Notes With Names
The Gold and Silver Mine
By: Douglas Keefe
People have a habit of assigning nick names to things because of their appearance or use, and our currency has had its’ share of examples. Something I remember during the 1950’s and 1960’s was the reference to $2 bills as “race track money” because the bet on horses at race tracks was $2 per race and for the daily double. I remember working as a cashier in the ACME market during the summer in the early 1960’s, when the Atlantic City Race Track was in operation. I would receive more $2 bills in payment then any other time. And they were a pain in the neck because there were only slots in the cash registers for $1, $5, $10 and $20 bills (we didn’t take anything over a $20 bill back then), so the problem was where to put them, typically under the $1’s or $5’s.
Once the size or our currency went from large to small in 1928, the old, larger notes were given the nickname “horse blankets”. Some individual older notes were given names because of their appearance, for example the series 1923 $5 Silver Certificate featuring Abe Lincoln within a circle quickly became known as the “porthole note” because it looked like Abe was looking out of a porthole of a ship. There are others, but one I find interesting, which I just read a full description about, is the note called the “Tombstone note”. This is what I learned.
The office of vice president has been referred to as the Rodney Dangerfield of political posts, he gets no respect, but is expected to assume the position of president should the elected president die in office, resign or be removed from office. How often do you see Mike Pence, Trumps vice president out and about?
A person whom you have never heard of, Thomas Hendricks, in addition to other offices he held, was a member of the house of the House of Representatives, a U.S Senator and governor of Indiana, and was selected to run as vice president on the Democrat ticket twice, first in 1876 with Samuel Tilden who lost to Republican Rutherford Hayes (Tilden won the popular vote but Hayes won the Electoral vote – sound familiar?).
He ran again as the vice president candidate in 1884 with Grover Cleveland and the second time was the charm. However, he only spent 8 months in office, suddenly dying on November 25, 1885.

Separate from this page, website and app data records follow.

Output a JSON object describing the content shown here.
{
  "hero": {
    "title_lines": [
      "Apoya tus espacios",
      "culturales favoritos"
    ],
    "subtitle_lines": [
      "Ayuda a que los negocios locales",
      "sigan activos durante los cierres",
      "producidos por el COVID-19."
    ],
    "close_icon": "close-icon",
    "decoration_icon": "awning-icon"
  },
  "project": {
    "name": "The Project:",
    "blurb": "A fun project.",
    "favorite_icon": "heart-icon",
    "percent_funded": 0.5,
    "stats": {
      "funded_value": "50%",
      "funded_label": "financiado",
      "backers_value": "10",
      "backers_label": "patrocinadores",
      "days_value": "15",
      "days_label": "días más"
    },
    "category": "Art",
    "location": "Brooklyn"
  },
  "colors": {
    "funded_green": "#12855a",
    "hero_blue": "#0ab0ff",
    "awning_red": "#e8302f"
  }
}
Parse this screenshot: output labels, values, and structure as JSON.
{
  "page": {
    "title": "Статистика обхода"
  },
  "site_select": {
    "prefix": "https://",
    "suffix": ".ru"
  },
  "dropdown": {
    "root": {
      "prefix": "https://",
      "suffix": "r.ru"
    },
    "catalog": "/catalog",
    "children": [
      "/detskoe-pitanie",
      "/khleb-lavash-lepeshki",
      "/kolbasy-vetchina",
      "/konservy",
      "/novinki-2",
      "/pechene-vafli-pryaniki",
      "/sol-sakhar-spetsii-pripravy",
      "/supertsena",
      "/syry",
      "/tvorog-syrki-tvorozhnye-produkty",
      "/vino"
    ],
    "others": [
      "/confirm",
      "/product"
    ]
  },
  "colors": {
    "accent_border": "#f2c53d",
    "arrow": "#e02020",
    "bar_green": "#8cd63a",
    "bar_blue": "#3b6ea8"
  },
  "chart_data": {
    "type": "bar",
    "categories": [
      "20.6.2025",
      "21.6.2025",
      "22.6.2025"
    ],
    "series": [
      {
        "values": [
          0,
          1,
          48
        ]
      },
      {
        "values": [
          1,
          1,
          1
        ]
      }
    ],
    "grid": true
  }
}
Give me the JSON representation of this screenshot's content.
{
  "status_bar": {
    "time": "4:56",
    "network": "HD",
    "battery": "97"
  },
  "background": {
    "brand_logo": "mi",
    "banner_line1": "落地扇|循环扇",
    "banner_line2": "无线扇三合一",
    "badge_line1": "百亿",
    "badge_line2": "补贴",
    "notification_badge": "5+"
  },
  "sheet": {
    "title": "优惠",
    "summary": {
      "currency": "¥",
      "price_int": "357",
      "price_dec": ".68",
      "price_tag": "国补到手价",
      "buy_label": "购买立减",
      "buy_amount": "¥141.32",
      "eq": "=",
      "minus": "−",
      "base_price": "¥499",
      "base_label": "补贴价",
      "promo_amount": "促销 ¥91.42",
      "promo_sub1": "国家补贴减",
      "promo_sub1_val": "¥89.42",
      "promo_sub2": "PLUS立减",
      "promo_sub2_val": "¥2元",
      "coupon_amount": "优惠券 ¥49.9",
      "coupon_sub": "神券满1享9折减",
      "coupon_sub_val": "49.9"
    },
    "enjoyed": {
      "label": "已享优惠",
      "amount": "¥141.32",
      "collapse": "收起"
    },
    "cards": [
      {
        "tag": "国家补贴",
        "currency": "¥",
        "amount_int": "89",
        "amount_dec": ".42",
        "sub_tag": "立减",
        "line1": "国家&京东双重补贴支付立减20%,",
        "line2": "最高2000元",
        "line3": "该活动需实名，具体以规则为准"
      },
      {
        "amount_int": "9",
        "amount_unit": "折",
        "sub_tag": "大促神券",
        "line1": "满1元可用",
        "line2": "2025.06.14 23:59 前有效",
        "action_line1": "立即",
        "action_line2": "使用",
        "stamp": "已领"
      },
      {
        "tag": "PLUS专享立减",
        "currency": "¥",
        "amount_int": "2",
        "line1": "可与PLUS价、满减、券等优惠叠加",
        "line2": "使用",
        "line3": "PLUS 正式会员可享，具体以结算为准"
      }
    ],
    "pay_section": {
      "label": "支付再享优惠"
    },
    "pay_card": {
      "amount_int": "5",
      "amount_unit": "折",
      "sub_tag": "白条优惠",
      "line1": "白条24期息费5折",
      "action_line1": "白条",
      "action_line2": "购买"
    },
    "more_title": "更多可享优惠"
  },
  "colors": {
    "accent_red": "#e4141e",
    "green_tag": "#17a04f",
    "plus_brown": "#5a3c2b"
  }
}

At that time there was no mechanism to appoint a new vice president as does currently exist under the 25th Amendment to the Constitution.
The Bureau of Engraving and Printing was preparing a new $10 Silver Certificate and Hendricks was chosen to be pictured on the new bill. There has been a rule that no living person is to be depicted in our currency or coinage, so I guess since he was recently deceased, he was the choice to appear on the new note. The design was released to the public on the series 1886 $10 bill with a engraving of Hendricks framed with straight lines on the sides and bottom and a curved top, an uncanny if not deliberate resemblance of a tombstone. Hence the macabre nickname.
As with all currency from the 1800’s and early 1900’s this note is very popular with collectors and will start in price from $500 and up. Not bad for a “dead” issue.
PORTHOLE NOTE TOMBSTONE NOTE